If you find yourself in dangerous waters, it’s wise to have a VHF marine radio on your boat. And be sure you have twice the amount of fuel then you think you’ll need since slower conditions can cause you to use more than you expect and you don’t want to risk being stranded.
Secure Loose Items
One of the biggest risks with rough water boating is loose objects flying around the boat, especially sharp items or heavy ones like coolers. Make sure you secure anything on the boat that can move by either tying the objects down or stashing them in a closed compartment. And be sure to close doors or cabinets.
Slow Down, Go Low
While you may be tempted to speed home to try to outrun the big waves, going too fast for the conditions can be a major safety concern. When rough water boating, you’ll want to lower your speed and proceed with caution, keeping an eye out for other boaters, objects and debris in the water as you make your way. Going slowly will also give you better reaction time. While you’re moving, to make your vessel more stable, try to get all of the passengers low in the boat.
Find Your Angle
Knowing how to boat in rough water means understanding how to position your boat in the waves. When you find yourself face to face with big swells, rather than going head first into them, the best approach is to position your bow at a 45 degree angle. That way, you’ll stay on top of the waves to make it easier to cut through them. It may also be helpful to zig-zag as you move.
Set a New Course
Sometimes, knowing how to boat in rough water simply means seeking calmer conditions. If you’re in rough water, look for protected areas like coves or bridges. Or use one of the many apps available that can help you track and avoid a storm’s path and find more favorable conditions. If you can’t, just ride it out.
If you are a new boat owner, and you are learning how to boat, make sure to register your boat.

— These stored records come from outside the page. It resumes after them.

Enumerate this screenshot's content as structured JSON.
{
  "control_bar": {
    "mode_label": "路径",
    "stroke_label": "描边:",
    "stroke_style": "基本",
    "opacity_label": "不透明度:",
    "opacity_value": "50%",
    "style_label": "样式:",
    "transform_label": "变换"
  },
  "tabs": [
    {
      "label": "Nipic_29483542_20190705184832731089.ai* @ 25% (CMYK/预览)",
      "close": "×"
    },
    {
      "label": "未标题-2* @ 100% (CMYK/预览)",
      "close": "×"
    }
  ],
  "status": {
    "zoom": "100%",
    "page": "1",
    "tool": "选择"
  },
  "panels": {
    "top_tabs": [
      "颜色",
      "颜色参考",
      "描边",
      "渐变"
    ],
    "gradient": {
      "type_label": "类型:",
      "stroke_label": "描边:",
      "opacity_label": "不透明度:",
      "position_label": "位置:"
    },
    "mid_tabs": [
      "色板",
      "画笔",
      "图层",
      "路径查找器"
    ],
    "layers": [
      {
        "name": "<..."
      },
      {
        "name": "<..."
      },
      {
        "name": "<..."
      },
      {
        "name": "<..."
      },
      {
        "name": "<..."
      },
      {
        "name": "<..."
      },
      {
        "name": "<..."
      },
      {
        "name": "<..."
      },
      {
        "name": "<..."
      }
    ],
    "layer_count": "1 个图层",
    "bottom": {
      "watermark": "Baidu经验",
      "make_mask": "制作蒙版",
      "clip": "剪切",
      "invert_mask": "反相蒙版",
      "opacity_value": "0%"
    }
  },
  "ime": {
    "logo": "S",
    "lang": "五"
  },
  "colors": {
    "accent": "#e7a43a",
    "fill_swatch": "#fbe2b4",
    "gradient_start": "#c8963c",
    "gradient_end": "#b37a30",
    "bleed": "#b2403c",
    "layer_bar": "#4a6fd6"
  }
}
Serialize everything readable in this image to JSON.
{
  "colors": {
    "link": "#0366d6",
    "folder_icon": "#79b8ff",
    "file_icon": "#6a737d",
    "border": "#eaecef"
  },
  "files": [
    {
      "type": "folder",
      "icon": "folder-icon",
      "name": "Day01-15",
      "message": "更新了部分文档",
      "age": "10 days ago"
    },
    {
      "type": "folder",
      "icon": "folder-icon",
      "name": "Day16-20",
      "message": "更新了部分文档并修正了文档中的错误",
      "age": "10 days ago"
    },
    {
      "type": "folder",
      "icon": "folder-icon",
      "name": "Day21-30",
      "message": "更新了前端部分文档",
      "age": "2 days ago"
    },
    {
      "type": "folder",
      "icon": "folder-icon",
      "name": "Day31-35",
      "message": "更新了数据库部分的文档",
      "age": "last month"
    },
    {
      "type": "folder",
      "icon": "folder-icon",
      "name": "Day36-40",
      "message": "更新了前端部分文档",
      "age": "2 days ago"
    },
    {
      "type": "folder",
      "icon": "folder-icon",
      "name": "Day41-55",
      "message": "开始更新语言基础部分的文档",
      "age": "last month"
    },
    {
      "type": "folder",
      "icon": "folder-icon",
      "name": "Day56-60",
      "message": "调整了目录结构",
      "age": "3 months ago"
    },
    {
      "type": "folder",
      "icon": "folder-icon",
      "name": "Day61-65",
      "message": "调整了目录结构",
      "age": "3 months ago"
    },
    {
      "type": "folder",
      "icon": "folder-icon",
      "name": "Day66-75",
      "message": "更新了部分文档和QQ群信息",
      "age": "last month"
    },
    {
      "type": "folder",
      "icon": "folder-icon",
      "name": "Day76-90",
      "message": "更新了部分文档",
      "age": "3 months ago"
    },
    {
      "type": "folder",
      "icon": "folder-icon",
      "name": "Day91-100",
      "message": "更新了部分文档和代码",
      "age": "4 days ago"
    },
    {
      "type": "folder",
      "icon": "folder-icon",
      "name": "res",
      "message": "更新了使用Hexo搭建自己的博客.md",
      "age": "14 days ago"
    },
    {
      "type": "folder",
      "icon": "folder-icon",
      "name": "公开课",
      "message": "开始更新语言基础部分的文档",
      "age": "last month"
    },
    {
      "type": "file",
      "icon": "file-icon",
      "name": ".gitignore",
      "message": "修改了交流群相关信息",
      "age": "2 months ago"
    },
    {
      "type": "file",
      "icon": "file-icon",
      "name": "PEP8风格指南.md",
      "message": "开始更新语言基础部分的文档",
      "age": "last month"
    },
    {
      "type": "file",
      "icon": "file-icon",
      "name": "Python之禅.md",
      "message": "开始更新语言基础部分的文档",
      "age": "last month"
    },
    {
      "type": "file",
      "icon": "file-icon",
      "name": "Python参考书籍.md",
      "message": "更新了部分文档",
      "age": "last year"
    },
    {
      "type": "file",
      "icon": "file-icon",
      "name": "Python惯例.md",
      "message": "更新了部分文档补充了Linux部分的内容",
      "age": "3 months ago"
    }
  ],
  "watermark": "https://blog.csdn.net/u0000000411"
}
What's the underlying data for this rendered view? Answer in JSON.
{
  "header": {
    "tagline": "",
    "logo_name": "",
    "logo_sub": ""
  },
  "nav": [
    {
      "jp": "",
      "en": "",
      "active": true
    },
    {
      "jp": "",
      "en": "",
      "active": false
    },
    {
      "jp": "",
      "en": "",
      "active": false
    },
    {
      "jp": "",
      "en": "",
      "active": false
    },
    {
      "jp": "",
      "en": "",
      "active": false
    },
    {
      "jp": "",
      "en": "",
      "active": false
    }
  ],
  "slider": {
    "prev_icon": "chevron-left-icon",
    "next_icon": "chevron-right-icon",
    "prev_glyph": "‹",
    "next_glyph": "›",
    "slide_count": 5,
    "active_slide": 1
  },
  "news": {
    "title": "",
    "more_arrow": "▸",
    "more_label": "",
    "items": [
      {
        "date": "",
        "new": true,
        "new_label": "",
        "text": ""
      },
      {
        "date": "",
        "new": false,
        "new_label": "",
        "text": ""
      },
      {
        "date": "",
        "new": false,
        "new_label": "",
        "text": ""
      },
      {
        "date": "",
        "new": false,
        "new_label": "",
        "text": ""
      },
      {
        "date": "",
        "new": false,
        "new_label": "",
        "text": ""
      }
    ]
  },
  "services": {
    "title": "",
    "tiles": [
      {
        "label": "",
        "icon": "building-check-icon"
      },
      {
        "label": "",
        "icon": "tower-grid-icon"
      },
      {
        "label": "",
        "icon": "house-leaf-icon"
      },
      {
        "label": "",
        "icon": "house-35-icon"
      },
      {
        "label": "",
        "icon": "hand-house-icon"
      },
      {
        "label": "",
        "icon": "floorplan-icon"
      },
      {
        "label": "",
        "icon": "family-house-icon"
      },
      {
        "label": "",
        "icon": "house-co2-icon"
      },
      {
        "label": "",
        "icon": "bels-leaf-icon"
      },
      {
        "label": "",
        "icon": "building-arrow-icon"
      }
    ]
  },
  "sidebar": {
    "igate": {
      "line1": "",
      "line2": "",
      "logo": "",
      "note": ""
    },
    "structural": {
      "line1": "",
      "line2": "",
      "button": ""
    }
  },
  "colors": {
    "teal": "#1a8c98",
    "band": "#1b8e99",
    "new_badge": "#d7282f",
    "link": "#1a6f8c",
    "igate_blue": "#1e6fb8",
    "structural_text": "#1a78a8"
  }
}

You should also consider inviting a more experienced boater along with you on your first few adventures.